P.E.I. cracks down on tanning salons

Victoria, B.C. and Nova Scotia have tanning bed regulations for youth in place. (QMI file)

Victoria, B.C. and Nova Scotia have tanning bed regulations for youth in place. (QMI file)

QMI AGENCY

, Last Updated: 3:30 PM ET

Teens, redheads, extreme tanners and people with a family history of skin cancer might have to get their sun tans the old-fashioned way in Prince Edward Island after the province created strict guidelines for salon owners.

"Our province has one of the highest rates of melanoma in the country," Health Minister Doug Currie said in a press release. "It's time to take action and to provide more information to Islanders about the potential health risks associated with tanning beds, in an effort to reduce the risks of skin damage and cancer."

The guidelines, while rigid, are also voluntary -- a fact that's been slammed by the opposition and cancer associations in the province.
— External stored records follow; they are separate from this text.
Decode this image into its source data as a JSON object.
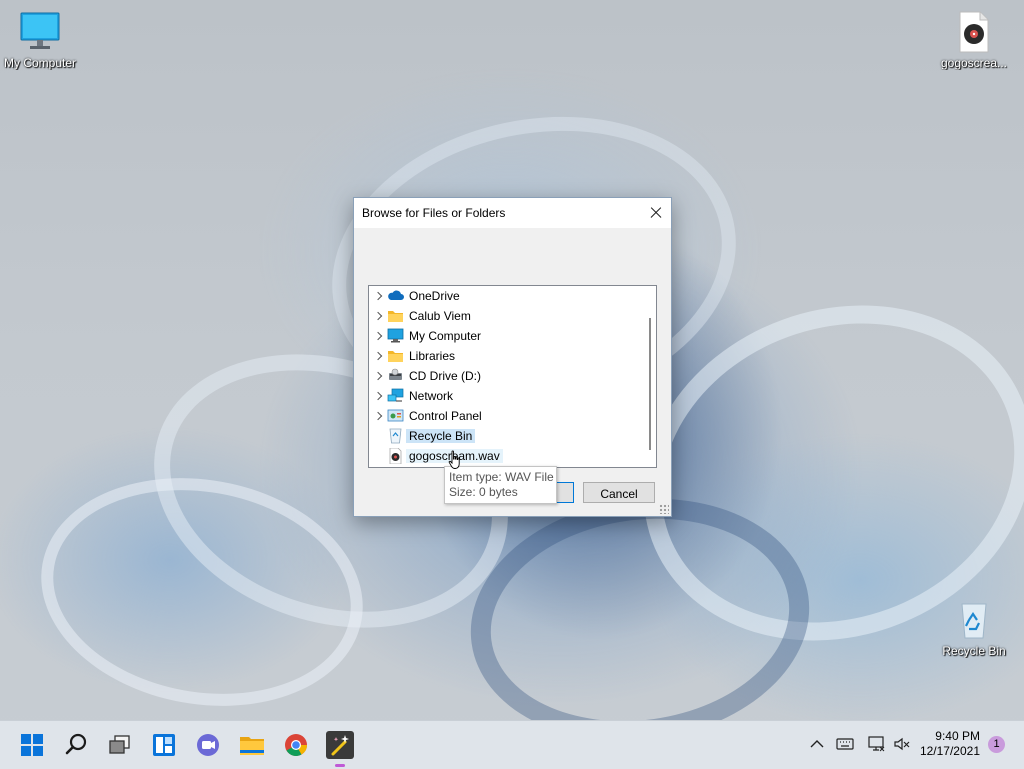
{
  "desktop": {
    "icons": [
      {
        "label": "My Computer",
        "icon": "monitor-icon"
      },
      {
        "label": "gogoscrea...",
        "icon": "audio-file-icon"
      },
      {
        "label": "Recycle Bin",
        "icon": "recycle-bin-icon"
      }
    ]
  },
  "dialog": {
    "title": "Browse for Files or Folders",
    "tree": [
      {
        "label": "OneDrive",
        "icon": "cloud-icon",
        "expandable": true
      },
      {
        "label": "Calub Viem",
        "icon": "folder-icon",
        "expandable": true
      },
      {
        "label": "My Computer",
        "icon": "monitor-icon",
        "expandable": true
      },
      {
        "label": "Libraries",
        "icon": "folder-icon",
        "expandable": true
      },
      {
        "label": "CD Drive (D:)",
        "icon": "cd-drive-icon",
        "expandable": true
      },
      {
        "label": "Network",
        "icon": "network-icon",
        "expandable": true
      },
      {
        "label": "Control Panel",
        "icon": "control-panel-icon",
        "expandable": true
      },
      {
        "label": "Recycle Bin",
        "icon": "recycle-bin-icon",
        "expandable": false,
        "state": "selected"
      },
      {
        "label": "gogoscream.wav",
        "icon": "audio-file-icon",
        "expandable": false,
        "state": "hover"
      }
    ],
    "ok_label": "",
    "cancel_label": "Cancel"
  },
  "tooltip": {
    "line1": "Item type: WAV File",
    "line2": "Size: 0 bytes"
  },
  "taskbar": {
    "apps": [
      "start-icon",
      "search-icon",
      "task-view-icon",
      "widgets-icon",
      "chat-icon",
      "file-explorer-icon",
      "chrome-icon",
      "wand-app-icon"
    ],
    "time": "9:40 PM",
    "date": "12/17/2021",
    "notification_count": "1"
  }
}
The province expects the industry to comply, but it hasn't enacted enforceable legislation.

Under the new guidelines, tanning bed owners are asked to assess a client's skin type before a tanning session. Anyone with skin type 1 -- described as "very light" or "nordic" skin that "often burns" and "tends to have freckles" -- is to be turned away.

The tanning beds are also off limits for anyone with a skin condition, a rash or a personal or family history of skin cancer.

Some prom-goers will stay pasty too, as the new rules require clients to be 18 or over.

Clients will have to sign consent forms before tanning, and salons will be expected to keep detailed records of clients' skin history.

Clients also can't use tanning beds more frequently than every 48 hours.

Steve Gilroy, executive director of the Joint Canadian Tanning Association (JCTA), a non-profit that represents salons and the tanning industry in Canada, said he supports most of the guidelines and notes most salons already follow similar ones issued by the JTCA.

But he warned the under-18 ban will just push teens to unregulated forms of tanning.

"We're disappointed that they went with the ban. We believe that parents have the right to make that decision," he said.

"Our concern is what this will do is take this to the underground and people will start picking up home units."

Home units, which range from hundreds of dollars to thousands, are not subject to any government regulations.

While he admitted teens make up a very small portion of tanning salons' clientele -- the average client is 30 -- he still opposes the age limit.

"It really comes down to the perception of what a ban says to people more than what we're losing from our sales," he said. "It gives an image that there's something wrong with it. It puts us in categories where it shouldn't be."

Despite this, Gilroy said the JTCA recommends its members comply with the new regulations.

"We never want to counter a government even though we may disagree with them," he said.

New Brunswick and Saskatchewan both ban people under 18 from using tanning beds, though the regulations are voluntary. Nova Scotia's ban is for anyone under 19.

Victoria, B.C., recently became the first municipality to ban youth under 18 from using tanning beds.

The World Health Organization says tanning beds are a major cause of cancer and using them before age 30 increases the risk of cancer by 45%.


Videos

Photos